[TASK DETAILS] Print the entries exactly; skip the pictures.

[RECORDS PROVIDED]
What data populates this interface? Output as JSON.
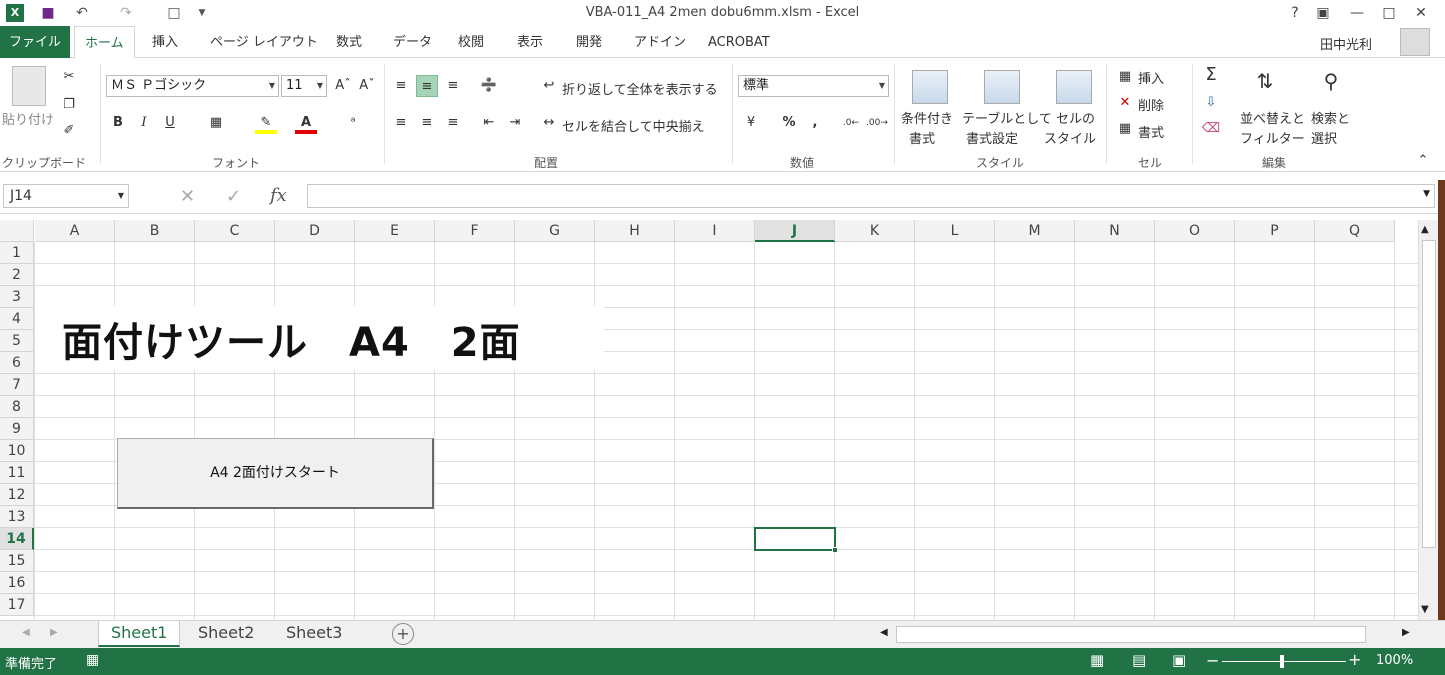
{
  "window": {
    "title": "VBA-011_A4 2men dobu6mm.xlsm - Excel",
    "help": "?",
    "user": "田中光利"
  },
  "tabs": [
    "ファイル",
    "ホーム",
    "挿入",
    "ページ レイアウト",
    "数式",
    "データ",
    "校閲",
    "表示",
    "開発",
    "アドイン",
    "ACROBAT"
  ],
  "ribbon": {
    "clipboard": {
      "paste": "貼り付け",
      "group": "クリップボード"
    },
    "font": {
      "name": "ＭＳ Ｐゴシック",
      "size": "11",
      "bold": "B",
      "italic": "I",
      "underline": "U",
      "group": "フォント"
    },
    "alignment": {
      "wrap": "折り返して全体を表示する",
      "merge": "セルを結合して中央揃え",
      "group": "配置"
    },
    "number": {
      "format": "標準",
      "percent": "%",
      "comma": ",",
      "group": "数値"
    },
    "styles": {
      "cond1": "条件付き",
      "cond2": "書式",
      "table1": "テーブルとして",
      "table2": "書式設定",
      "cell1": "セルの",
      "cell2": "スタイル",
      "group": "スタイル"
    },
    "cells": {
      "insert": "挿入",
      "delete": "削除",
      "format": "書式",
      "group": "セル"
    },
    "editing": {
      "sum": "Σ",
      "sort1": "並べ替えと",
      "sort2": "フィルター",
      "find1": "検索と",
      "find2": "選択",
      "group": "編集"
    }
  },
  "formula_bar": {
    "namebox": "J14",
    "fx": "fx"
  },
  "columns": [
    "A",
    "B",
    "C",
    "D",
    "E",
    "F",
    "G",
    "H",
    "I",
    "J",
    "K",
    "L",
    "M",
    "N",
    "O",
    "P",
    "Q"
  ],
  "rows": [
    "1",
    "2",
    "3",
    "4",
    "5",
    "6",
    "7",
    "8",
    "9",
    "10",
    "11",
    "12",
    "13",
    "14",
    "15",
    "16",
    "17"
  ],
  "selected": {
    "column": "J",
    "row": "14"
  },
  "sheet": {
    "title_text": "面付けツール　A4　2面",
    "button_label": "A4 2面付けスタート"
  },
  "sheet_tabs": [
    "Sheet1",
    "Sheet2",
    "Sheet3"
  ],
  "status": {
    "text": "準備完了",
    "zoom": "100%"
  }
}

[ANSWER BOX]
What data populates this interface? Output as JSON.
{
  "window": {
    "title": "VBA-011_A4 2men dobu6mm.xlsm - Excel",
    "help": "?",
    "user": "田中光利"
  },
  "tabs": [
    "ファイル",
    "ホーム",
    "挿入",
    "ページ レイアウト",
    "数式",
    "データ",
    "校閲",
    "表示",
    "開発",
    "アドイン",
    "ACROBAT"
  ],
  "ribbon": {
    "clipboard": {
      "paste": "貼り付け",
      "group": "クリップボード"
    },
    "font": {
      "name": "ＭＳ Ｐゴシック",
      "size": "11",
      "bold": "B",
      "italic": "I",
      "underline": "U",
      "group": "フォント"
    },
    "alignment": {
      "wrap": "折り返して全体を表示する",
      "merge": "セルを結合して中央揃え",
      "group": "配置"
    },
    "number": {
      "format": "標準",
      "percent": "%",
      "comma": ",",
      "group": "数値"
    },
    "styles": {
      "cond1": "条件付き",
      "cond2": "書式",
      "table1": "テーブルとして",
      "table2": "書式設定",
      "cell1": "セルの",
      "cell2": "スタイル",
      "group": "スタイル"
    },
    "cells": {
      "insert": "挿入",
      "delete": "削除",
      "format": "書式",
      "group": "セル"
    },
    "editing": {
      "sum": "Σ",
      "sort1": "並べ替えと",
      "sort2": "フィルター",
      "find1": "検索と",
      "find2": "選択",
      "group": "編集"
    }
  },
  "formula_bar": {
    "namebox": "J14",
    "fx": "fx"
  },
  "columns": [
    "A",
    "B",
    "C",
    "D",
    "E",
    "F",
    "G",
    "H",
    "I",
    "J",
    "K",
    "L",
    "M",
    "N",
    "O",
    "P",
    "Q"
  ],
  "rows": [
    "1",
    "2",
    "3",
    "4",
    "5",
    "6",
    "7",
    "8",
    "9",
    "10",
    "11",
    "12",
    "13",
    "14",
    "15",
    "16",
    "17"
  ],
  "selected": {
    "column": "J",
    "row": "14"
  },
  "sheet": {
    "title_text": "面付けツール　A4　2面",
    "button_label": "A4 2面付けスタート"
  },
  "sheet_tabs": [
    "Sheet1",
    "Sheet2",
    "Sheet3"
  ],
  "status": {
    "text": "準備完了",
    "zoom": "100%"
  }
}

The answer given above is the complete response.